- Collecting vast heart rate data sets from users of common wearables, such as Apple Watches, and using it as training data for neural networks for cardiovascular risk prediction
Rather than worrying about trying to predict the next big thing in clinical trial technology, there are huge advantages to be gained by leveraging emerging tools and technologies, including those already used successfully in other industries.
How to Implement Technology to Benefit Cardiovascular Outcome Trials
Given the complexities inherent in the eClinical systems landscape and the evolving nature of the technologies used in cardiovascular outcome trials, how should we approach implementing them in a way that ensures we provide the greatest benefits?
- Defining your eClinical architecture starts with organizational strategy identification. Once you have a strategy, you can assess how well your current systems, vendors, and processes support the key capabilities that are needed to deliver that strategy.
- A roadmap is then created to drive the selection of systems and vendors that best align with the organization’s clinical trial requirements and priorities.
- Close partnership should be forged with vendors – both parties stand to gain from this relationship: vendors gain insights from CROs, and CROs help to drive vendor product roadmaps, creating shared go-to-market opportunities.
- Working closely with vendors enables deep integrations to be built between eClinical systems with comprehensive, effective master data management.
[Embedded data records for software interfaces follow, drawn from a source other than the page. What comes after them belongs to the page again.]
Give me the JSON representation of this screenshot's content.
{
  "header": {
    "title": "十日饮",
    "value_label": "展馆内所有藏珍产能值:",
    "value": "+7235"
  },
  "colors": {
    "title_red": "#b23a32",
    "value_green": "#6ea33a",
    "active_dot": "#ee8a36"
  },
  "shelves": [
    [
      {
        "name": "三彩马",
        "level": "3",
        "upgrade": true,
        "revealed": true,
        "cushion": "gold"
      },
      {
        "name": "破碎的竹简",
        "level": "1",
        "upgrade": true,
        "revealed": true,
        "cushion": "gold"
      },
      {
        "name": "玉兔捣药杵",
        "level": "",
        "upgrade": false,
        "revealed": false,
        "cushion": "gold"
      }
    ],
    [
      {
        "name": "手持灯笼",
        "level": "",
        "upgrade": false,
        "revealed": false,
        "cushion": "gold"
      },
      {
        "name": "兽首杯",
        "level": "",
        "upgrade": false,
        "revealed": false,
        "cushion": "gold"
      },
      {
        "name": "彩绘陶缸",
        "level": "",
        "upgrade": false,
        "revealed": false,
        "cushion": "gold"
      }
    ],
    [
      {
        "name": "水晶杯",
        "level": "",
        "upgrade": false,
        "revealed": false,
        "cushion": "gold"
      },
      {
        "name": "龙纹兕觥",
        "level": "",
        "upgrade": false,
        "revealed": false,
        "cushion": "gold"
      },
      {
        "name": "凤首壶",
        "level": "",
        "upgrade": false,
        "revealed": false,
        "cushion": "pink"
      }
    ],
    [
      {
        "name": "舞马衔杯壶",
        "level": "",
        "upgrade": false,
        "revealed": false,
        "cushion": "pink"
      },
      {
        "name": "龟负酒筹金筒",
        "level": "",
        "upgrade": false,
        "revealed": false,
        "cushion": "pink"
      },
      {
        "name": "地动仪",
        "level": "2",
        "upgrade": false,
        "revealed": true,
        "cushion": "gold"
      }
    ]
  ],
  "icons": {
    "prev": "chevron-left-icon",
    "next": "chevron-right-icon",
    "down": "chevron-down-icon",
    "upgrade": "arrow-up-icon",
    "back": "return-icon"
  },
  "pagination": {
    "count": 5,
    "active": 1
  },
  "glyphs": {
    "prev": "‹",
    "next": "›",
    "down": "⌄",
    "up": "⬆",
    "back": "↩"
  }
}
This enables the incorporation of structured data from traditional sources, such as EDC and CTMS; semi-structured data from for example, ClinicalTrials.gov; or even unstructured data from Twitter and Facebook into operational decision making.
- This integration in turn results in operational efficiencies, single data entry, and the rapid propagation of data across systems.
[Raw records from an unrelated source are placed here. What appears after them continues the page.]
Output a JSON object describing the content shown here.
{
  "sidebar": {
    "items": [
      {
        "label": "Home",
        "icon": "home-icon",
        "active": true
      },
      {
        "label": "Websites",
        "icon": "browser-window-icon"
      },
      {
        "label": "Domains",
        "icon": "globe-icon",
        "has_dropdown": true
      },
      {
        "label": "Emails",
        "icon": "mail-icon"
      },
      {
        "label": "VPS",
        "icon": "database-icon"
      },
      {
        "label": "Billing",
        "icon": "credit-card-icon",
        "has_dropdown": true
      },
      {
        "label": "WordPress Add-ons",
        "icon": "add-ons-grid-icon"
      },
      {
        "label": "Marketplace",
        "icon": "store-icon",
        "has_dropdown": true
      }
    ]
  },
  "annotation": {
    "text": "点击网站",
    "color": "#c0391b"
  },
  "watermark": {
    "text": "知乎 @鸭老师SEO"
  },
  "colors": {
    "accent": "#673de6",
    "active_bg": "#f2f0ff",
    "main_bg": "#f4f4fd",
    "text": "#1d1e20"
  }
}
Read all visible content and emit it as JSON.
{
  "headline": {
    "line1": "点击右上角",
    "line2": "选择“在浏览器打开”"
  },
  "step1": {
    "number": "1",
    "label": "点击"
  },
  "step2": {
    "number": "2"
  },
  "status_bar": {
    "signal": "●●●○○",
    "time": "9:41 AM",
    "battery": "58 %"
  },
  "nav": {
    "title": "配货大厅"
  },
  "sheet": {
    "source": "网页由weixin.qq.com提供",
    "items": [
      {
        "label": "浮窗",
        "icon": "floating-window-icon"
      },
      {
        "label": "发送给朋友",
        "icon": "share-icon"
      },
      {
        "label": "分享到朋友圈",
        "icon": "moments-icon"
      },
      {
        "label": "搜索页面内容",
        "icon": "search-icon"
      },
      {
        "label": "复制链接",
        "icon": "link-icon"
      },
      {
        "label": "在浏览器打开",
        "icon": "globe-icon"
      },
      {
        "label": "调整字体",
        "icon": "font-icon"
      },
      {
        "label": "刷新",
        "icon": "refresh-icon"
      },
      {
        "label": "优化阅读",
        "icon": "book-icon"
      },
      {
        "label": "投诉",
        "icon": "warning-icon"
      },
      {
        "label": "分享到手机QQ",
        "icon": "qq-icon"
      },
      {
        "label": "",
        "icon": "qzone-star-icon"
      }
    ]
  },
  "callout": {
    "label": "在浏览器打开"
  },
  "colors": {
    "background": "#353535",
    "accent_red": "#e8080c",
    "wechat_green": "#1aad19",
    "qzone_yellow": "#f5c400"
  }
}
- The objective is to achieve transparency of data to everyone working on the clinical study; a single source of truth with real-time visibility into the data streams, resulting in the generation of actionable insights.
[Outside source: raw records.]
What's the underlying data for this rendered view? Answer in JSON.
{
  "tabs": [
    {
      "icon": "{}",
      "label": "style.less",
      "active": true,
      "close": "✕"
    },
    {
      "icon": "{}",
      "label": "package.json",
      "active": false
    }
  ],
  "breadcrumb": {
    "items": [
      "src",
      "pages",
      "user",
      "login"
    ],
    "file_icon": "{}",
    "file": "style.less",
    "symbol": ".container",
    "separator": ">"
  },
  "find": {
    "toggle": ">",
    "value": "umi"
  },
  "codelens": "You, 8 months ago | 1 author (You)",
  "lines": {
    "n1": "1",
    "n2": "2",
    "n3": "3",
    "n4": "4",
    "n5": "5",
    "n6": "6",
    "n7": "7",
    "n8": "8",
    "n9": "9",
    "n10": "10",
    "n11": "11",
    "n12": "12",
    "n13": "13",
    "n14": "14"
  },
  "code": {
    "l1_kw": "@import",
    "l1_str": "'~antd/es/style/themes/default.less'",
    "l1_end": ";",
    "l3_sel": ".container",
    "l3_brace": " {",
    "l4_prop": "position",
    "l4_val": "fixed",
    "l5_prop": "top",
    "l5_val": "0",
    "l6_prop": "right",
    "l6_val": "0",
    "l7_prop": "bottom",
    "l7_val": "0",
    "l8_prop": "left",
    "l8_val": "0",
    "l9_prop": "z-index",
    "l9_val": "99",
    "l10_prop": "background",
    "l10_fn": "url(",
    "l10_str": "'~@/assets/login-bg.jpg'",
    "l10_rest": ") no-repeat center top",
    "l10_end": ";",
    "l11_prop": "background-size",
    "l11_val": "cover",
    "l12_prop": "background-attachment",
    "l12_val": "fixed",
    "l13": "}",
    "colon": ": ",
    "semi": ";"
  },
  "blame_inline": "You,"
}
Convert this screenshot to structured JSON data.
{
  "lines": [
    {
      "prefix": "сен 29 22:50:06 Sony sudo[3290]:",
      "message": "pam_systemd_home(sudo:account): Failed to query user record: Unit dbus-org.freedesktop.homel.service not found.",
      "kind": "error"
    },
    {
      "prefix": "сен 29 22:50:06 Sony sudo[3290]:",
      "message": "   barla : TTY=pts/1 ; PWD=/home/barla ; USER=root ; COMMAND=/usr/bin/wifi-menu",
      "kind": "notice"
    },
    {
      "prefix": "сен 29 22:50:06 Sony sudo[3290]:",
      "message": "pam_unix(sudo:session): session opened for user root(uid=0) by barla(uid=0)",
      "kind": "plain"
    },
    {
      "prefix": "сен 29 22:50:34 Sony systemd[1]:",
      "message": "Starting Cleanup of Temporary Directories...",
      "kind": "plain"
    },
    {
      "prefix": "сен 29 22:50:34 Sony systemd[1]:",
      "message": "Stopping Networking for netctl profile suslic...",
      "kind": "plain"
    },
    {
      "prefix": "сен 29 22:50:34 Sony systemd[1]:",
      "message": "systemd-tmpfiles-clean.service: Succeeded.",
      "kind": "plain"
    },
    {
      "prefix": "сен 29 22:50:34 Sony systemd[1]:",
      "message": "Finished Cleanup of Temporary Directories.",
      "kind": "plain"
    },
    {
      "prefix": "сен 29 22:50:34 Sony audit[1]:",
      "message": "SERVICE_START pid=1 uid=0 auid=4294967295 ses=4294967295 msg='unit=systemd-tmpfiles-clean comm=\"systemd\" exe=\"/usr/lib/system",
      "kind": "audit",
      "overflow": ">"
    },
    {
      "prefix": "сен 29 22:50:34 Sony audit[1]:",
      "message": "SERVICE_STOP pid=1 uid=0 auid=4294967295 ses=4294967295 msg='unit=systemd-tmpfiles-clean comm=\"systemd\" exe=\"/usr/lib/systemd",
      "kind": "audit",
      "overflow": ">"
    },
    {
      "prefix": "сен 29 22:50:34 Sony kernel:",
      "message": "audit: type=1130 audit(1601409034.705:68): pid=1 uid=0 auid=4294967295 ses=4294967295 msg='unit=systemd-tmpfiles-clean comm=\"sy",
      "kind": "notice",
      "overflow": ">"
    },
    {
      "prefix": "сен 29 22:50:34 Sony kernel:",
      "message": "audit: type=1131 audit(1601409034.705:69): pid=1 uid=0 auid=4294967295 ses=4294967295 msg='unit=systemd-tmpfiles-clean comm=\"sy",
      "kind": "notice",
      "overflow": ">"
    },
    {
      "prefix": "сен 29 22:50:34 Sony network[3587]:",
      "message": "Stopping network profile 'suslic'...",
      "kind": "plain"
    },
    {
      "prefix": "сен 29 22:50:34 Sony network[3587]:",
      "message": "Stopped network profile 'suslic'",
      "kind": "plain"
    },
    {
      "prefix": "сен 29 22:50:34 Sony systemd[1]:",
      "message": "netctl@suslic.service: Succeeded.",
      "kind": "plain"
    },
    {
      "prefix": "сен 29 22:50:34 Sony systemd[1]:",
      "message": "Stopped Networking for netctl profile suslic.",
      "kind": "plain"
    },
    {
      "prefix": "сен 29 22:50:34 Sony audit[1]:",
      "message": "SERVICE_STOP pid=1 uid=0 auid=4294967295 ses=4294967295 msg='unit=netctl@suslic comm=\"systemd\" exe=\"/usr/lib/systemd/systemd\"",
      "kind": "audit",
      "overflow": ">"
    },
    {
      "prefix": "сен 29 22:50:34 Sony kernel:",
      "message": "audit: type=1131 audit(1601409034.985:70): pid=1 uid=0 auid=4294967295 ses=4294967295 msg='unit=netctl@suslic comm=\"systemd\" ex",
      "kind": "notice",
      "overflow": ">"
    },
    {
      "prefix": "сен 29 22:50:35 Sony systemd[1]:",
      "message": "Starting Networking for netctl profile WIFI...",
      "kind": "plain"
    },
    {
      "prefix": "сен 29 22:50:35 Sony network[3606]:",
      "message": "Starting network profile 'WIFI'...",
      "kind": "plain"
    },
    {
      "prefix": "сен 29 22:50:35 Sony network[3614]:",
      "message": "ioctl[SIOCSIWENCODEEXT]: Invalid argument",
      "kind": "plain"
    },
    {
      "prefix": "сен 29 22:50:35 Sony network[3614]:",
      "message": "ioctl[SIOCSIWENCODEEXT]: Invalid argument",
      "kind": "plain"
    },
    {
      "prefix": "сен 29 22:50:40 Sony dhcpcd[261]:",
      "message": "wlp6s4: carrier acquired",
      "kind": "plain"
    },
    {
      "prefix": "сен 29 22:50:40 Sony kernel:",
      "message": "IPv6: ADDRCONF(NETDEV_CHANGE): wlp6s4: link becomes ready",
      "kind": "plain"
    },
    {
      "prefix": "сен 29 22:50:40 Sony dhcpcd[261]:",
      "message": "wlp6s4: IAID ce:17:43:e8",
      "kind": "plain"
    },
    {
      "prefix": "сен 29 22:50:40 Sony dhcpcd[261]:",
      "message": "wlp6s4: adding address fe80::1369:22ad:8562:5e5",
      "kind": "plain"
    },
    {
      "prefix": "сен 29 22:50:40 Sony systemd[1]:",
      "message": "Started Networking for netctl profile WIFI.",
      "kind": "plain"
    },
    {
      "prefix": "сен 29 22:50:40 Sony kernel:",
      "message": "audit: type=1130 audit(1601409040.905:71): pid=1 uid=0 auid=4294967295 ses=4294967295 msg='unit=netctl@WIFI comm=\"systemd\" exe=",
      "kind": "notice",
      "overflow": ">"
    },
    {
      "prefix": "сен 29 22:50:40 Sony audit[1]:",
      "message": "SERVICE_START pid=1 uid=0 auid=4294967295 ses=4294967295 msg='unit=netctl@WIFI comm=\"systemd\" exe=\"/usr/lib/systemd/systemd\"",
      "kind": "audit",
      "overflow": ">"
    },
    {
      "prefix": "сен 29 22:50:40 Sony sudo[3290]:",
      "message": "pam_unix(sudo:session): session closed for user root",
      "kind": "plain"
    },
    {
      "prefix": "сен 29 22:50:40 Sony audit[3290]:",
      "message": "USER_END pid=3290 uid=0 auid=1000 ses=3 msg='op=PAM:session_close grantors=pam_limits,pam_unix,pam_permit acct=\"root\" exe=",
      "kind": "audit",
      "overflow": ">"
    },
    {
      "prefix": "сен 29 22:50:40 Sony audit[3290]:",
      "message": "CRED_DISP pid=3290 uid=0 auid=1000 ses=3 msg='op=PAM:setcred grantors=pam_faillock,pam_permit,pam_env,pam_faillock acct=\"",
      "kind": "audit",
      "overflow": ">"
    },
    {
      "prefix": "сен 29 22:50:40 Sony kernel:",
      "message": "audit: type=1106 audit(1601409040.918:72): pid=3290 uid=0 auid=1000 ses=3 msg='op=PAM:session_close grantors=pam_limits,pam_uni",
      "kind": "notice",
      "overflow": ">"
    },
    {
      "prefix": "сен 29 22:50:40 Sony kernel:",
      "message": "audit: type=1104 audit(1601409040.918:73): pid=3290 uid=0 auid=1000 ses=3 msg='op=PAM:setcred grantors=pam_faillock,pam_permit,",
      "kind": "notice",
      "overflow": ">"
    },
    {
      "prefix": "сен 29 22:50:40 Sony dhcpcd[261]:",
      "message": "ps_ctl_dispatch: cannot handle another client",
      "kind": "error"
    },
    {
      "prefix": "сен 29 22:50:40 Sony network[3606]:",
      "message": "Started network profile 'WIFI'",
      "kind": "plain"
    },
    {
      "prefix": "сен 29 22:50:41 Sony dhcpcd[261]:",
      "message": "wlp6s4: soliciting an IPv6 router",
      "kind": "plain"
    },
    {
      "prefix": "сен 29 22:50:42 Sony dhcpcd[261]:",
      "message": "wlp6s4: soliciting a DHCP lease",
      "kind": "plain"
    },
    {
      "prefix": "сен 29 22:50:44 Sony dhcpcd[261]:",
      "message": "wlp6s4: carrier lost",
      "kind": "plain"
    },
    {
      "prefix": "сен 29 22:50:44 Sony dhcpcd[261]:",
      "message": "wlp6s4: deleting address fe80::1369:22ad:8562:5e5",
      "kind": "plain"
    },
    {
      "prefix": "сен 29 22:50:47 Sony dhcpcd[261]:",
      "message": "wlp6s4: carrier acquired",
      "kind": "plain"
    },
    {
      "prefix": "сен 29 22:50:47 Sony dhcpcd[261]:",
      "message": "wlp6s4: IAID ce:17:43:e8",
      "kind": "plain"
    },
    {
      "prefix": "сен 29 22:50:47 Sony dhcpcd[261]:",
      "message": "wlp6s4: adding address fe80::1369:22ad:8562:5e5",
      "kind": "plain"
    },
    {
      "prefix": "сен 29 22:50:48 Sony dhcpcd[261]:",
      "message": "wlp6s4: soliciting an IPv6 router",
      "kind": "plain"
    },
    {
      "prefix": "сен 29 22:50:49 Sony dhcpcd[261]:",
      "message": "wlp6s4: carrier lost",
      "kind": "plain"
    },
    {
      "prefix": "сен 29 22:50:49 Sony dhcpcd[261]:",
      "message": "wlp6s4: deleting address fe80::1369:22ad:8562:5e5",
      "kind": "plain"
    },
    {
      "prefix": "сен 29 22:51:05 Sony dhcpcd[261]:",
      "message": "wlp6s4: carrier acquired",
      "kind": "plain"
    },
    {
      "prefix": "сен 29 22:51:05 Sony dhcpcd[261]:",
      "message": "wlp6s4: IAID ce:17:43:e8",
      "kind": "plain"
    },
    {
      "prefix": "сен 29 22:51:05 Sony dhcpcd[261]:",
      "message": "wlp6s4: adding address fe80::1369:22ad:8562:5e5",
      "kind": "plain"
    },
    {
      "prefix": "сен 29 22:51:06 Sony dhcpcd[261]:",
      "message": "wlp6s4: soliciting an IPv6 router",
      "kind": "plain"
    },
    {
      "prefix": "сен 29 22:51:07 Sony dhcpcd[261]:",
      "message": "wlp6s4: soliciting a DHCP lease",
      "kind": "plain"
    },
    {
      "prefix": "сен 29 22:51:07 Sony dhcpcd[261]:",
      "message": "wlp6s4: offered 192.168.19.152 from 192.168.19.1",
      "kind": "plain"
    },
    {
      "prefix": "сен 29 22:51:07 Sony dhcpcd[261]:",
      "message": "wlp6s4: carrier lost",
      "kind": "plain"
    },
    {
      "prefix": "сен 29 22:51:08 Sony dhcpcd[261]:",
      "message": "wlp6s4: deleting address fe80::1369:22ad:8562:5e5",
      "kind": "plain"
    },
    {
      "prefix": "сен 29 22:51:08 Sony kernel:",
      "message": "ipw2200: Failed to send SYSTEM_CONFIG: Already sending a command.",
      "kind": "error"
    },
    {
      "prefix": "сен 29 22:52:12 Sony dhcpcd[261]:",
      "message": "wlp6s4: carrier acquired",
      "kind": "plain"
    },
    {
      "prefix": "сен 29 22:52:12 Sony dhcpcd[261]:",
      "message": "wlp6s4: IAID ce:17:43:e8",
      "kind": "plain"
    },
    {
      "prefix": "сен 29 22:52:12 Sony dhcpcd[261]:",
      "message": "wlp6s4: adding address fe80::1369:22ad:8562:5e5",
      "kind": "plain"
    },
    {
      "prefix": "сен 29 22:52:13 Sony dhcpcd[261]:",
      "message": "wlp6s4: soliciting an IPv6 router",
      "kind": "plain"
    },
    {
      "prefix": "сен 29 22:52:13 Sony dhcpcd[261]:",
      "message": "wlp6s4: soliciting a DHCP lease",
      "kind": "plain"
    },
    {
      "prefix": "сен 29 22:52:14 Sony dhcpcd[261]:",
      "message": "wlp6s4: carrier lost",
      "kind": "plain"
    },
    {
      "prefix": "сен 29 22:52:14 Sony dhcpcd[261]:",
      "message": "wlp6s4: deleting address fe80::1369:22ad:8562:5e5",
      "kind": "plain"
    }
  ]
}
- Consistent and transparent data enables the implementation and tracking of comprehensive quality and performance metrics, which frees staff to focus therapeutically on the patient journey through the clinical trials and on the areas of greatest risk to study delivery.
It’s worth noting that this process is cyclical, rather than a one-off exercise to be pursued to a fixed conclusion. As the technology landscape shifts and evolves, a company’s eClinical roadmap should be revisited periodically to ensure it remains aligned with the company’s business strategy and that the strategic selection of vendors and systems continues to deliver efficiency and quality.
A properly implemented eClinical architecture permits clinical research staff to live “in the data stream,” spending more time not just monitoring data for integrity but also for meaningfulness and gaining insights into novel interventions on patient care – transforming data and information into knowledge about a cardiovascular outcome trial.
The end result is technology that exists to serve and empower CROs so they can highlight their clinical acumen – the technology itself becoming almost invisible – the CVOT seeming to glide effortlessly towards its final destination, much like the Queen Mary.
Partner with Our Cardiovascular Experts
For more information on Worldwide Clinical Trials’ expertise in cardiovascular clinical trials, read more about our global experience in CVOTs here.